What is Severity?
Severity is a measure of the potential business impact of an issue. Severity is usually classified into four levels: Critical, Major, Minor, and Trivial. Critical issues have the potential to cause serious business disruption, while major issues may cause significant inconvenience or some business disruption. Minor issues are generally inconveniences, while trivial ones have little or no impact. When troubleshooting an issue, it is important to accurately assess the Severity in order to determine the appropriate course of action. If an issue is Severity 1 (Critical), then it requires an immediate fix in order to avoid significant business disruptions. For Severity 2 (Major) issues, a workaround may be possible in order to minimize the impact on business operations. For Severity 3 (Minor) and 4 (Trivial) issues, the goal is usually to resolve the issue as soon as possible, but there is usually less urgency than for Critical or Major issues.
What is Priority?
Priority determines how fast or how perfectly the bug is eradicated. Priority is set according to the needs of the project.

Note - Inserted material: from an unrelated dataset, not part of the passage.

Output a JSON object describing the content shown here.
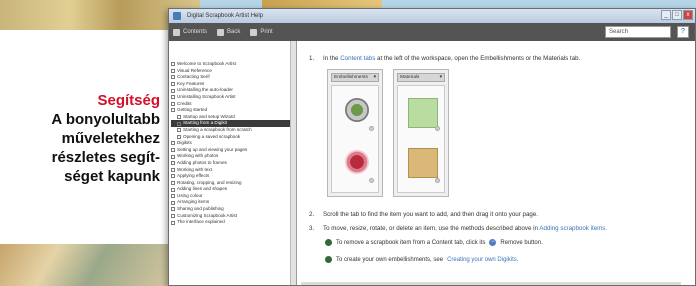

- For example, a showstopper bug found in the production environment would have the highest priority whereas a low-impact cosmetic bug found in the development environment would have the lowest priority. All else being equal, a bug that can be fixed with a one-line code change is a lower priority than a bug that requires significant code refactoring.
- Priority can also be set by considering how difficult it would be to work around the bug. A very simple workaround might make a bug of high priority low priority. Priority also takes into account whether the fix is likely to cause side effects.
- A fix for one part of the system that causes breakage in another part of the system would generally be a lower priority than a fix that does not have any side effects. Finally, business considerations such as expected return on investment (ROI) can also play a role in setting priority.
Difference between Severity and Priority
Severity and priority are two important factors that need to be considered when troubleshooting an issue. Severity is a measure of the impact of the issue, while priority is a measure of the urgency of the issue. For example, a Severity 1 issue is one that has a major impact on production, while a Severity 2 issue is one that has a minor impact on production. A Priority 1 issue is one that needs to be fixed immediately, while a Priority 2 issue is one that can be fixed at a later time. When troubleshooting an issue, it is important to consider both severity and priority in order to determine the best course of action.
Severity and Priority are two important factors to consider when trying to optimize your time. It is important to understand the difference between the two so that you can better manage your tasks. In order to help you with this, we have provided an example of how these concepts can be applied in a business setting. By understanding and applying these principles, you can begin to see a significant improvement in your productivity.